In a second embodiment illustrated in FIG. 3, the link motion of the clamping chuck is replaced by a spiral motion 70. The eccentric plate 72 thereby comprises a groove 74 in the shape of a spiral of Archimedes, driver members attached to the rear side of the clamping jaws 76, 78, 80 extending through the slots 42, 44, 46 of the guide disk 40 into the groove 74 of the eccentric plate 72 so that the clamping jaws 76, 78, 80 are radially displaced upon rotation of the eccentric plate 72. It should be understood that the driver members of the clamping jaws 76, 78, 80 are thereby offset in such a manner that all the clamping jaws 76, 78, 80 are always spaced the same distance from the longitudinal axis 24 even if the discrete clamping jaws 76, 78, 80 engage the spiral-shaped groove 74 at different places.

The method for measuring the geometry of wheel axles of motor vehicles will be explained herein after:

Once the industrially manufactured wheel axle has been brought to the station for measurement, the hub gripper is roughly brought into the position of the one wheel hub. The hub gripper 20 is thereby pivotal both about a vertical and about a horizontal axis so that the hub gripper 20 is allowed to grasp the hub in such a manner that the longitudinal axis 24 of the hub gripper 20 is aligned with the central axis of the hub. As soon as the hub gripper 20 has reached the desired position, the hub gripper 32, 34, 36 of the clamping chuck 56 is actuated. A coupling that has not been illustrated herein at first is switched to bring the servomotor in direct contact with the clamping chuck 56, next the servomotor rotates the eccentric plate 48 so that the clamping jaws 32, 34, 36 are caused to move through the long holes 50, 52, 54 and the slots 40, 42, 46 toward the longitudinal axis 24 and to grasp the hub. As the link motion control unit 38 is configured to be self-locking, the clamping jaws 32, 34, 36 now remain in their position and reliably retain the hub of the wheel axle. Now, the coupling is switched and the servomotor rotates the clamping chuck 56 about the longitudinal axis 24, also causing thereby the hub to rotate. Now, the measuring sensors 58, 60, 62 are deployed until they abut on the hub and are capable of measuring same. Measurement is performed taking thereby the wobble into consideration.

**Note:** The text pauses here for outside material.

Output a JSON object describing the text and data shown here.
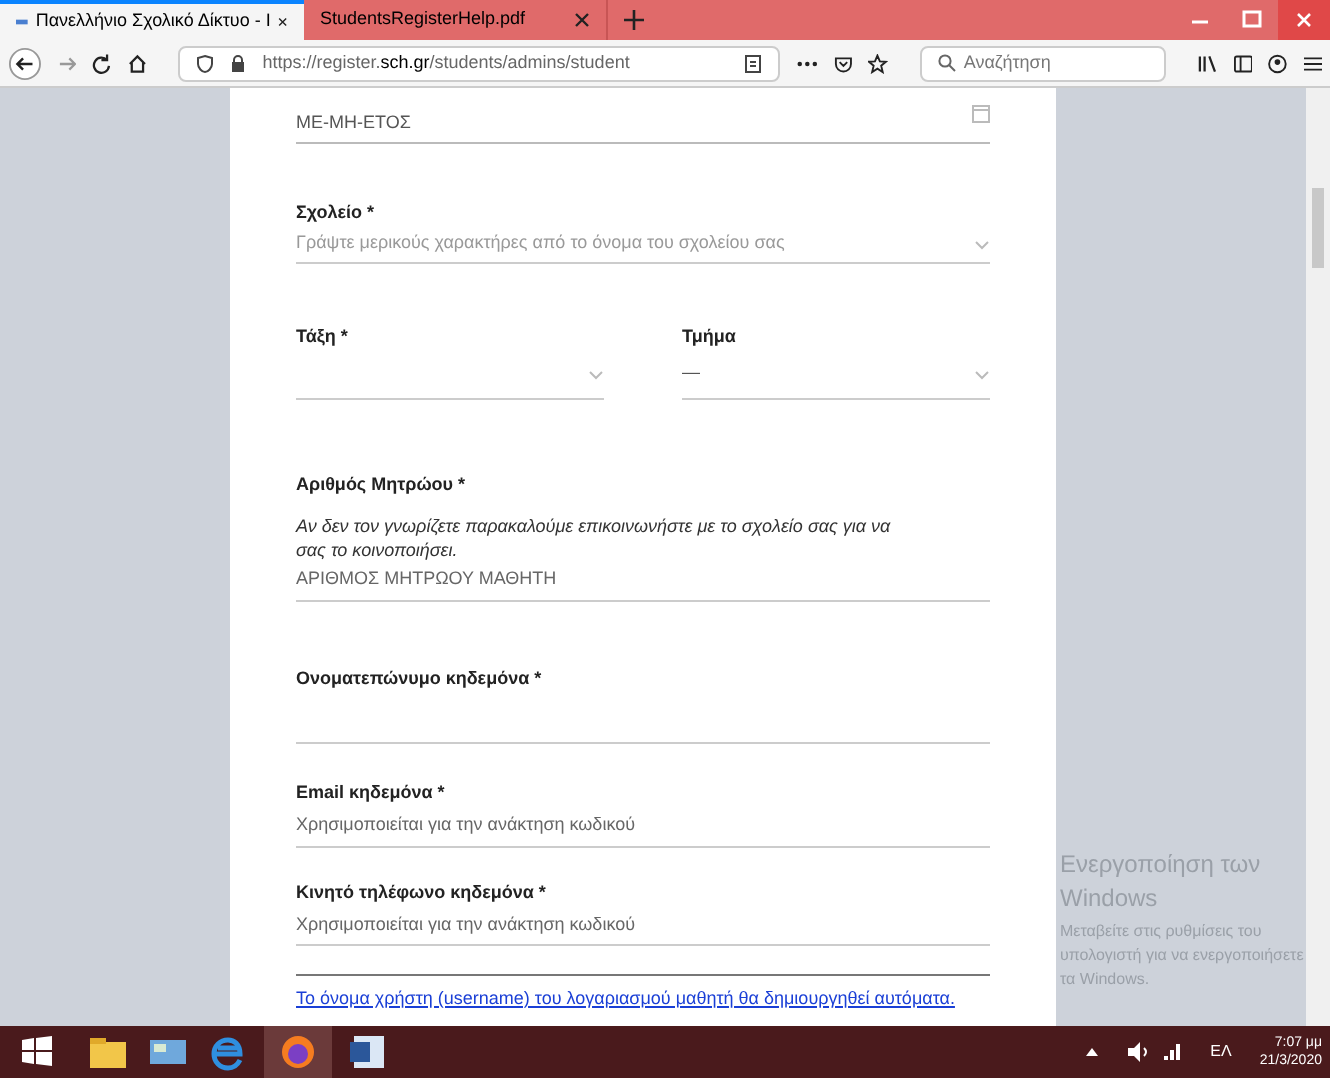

Once the measurement has been performed, the entire procedure is performed in reverse and the clamping chuck is separated from the hub so that the next wheel axle can be brought into position for measurement.

It should be understood that, depending on the application, a brake disk may also be present on the wheel axle and that at need the measuring sensors may be brought in proximity to the brake disk in similar fashion in order to measure the wheel axle through the brake disk.

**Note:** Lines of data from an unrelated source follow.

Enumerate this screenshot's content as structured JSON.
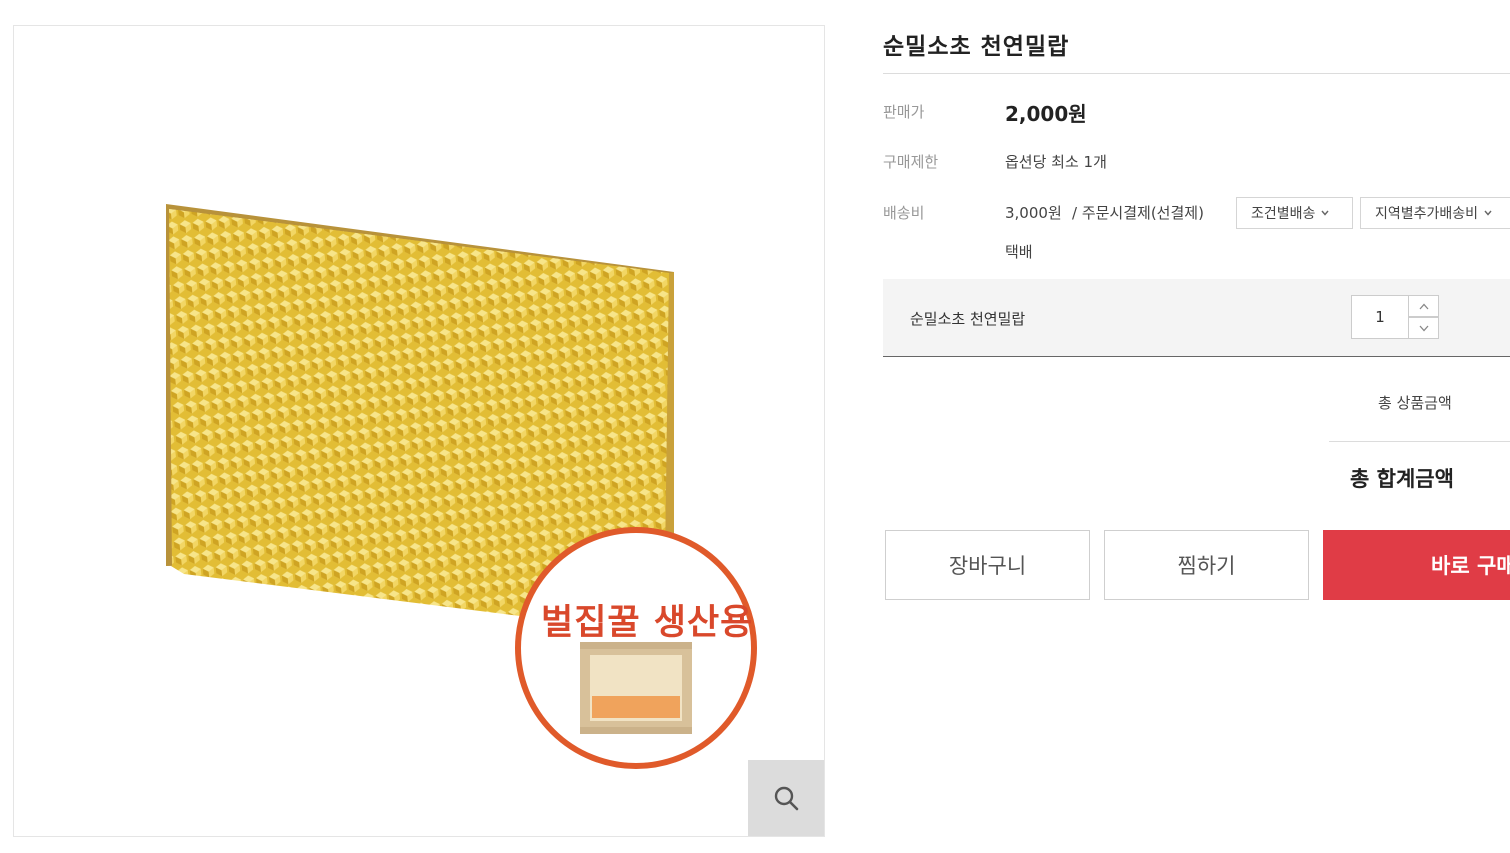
{
  "product": {
    "title": "순밀소초 천연밀랍",
    "badge_text": "벌집꿀 생산용"
  },
  "info": {
    "price_label": "판매가",
    "price_value": "2,000원",
    "limit_label": "구매제한",
    "limit_value": "옵션당 최소 1개",
    "shipping_label": "배송비",
    "shipping_fee": "3,000원",
    "shipping_payment": "/ 주문시결제(선결제)",
    "shipping_method": "택배",
    "shipping_option_1": "조건별배송",
    "shipping_option_2": "지역별추가배송비"
  },
  "option": {
    "name": "순밀소초 천연밀랍",
    "quantity": "1"
  },
  "totals": {
    "product_total_label": "총 상품금액",
    "grand_total_label": "총 합계금액"
  },
  "actions": {
    "cart_label": "장바구니",
    "wish_label": "찜하기",
    "buy_label": "바로 구매"
  },
  "icons": {
    "zoom": "search-icon",
    "dropdown": "chevron-down-icon",
    "qty_up": "chevron-up-icon",
    "qty_down": "chevron-down-icon"
  },
  "colors": {
    "buy_button": "#e03c46",
    "badge_ring": "#e05a2a",
    "badge_text": "#d9482b",
    "comb_yellow": "#e6c23a"
  }
}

LIST OF NUMERALS

  • 10 receptacle
  • 12 pivot hinge
  • 14 retaining arm
  • 16 leg
  • 18 leg
  • 20 hub gripper
  • 22 pivot axis
  • 24 longitudinal axis
  • 26 body
  • 28 supporting arm
  • 30 supporting arm
  • 32 clamping jaw
  • 34 clamping jaw
  • 36 clamping jaw
  • 38 link motion control unit
  • 40 guide disk
  • 42 slot
  • 44 slot
  • 46 slot
  • 48 eccentric plate
  • 50 long holes
  • 52 long holes
  • 54 long holes
  • 56 clamping chuck
  • 58 measuring sensor
  • 60 measuring sensor
  • 62 measuring sensor
  • 70 spiral motion control unit
  • 72 eccentric plate
  • 74 groove
  • 76 clamping jaw
  • 78 clamping jaw
  • 80 clamping jaw
Classifications
U.S. Classification33/21.1
International ClassificationG01B5/255, B43L9/00
Cooperative ClassificationG01B5/255
European ClassificationG01B5/255
Legal Events
DateCodeEventDescription
Apr 24, 2012FPExpired due to failure to pay maintenance fee
Effective date: 20120304
Mar 4, 2012LAPSLapse for failure to pay maintenance fees
Oct 17, 2011REMIMaintenance fee reminder mailed
Dec 1, 2009ASAssignment
Owner name: A U E KASSEL GMBH, GERMANY
Free format text: ASSIGNMENT OF ASSIGNORS INTEREST;ASSIGNOR:AUE AUTOMATIONS UND;REEL/FRAME:023586/0317
Effective date: 20091006
Nov 17, 2005ASAssignment
Owner name: A U E AUTOMATIONS-UND EINSTELLTECHNIK KASSEL GMBH,
Free format text: ASSIGNMENT OF ASSIGNORS INTEREST;ASSIGNORS:HOHLRIEDER, MICHAEL;REICHBOTT, HOLGER;LAMSTER, RALF;REEL/FRAME:017967/0329
Effective date: 20040603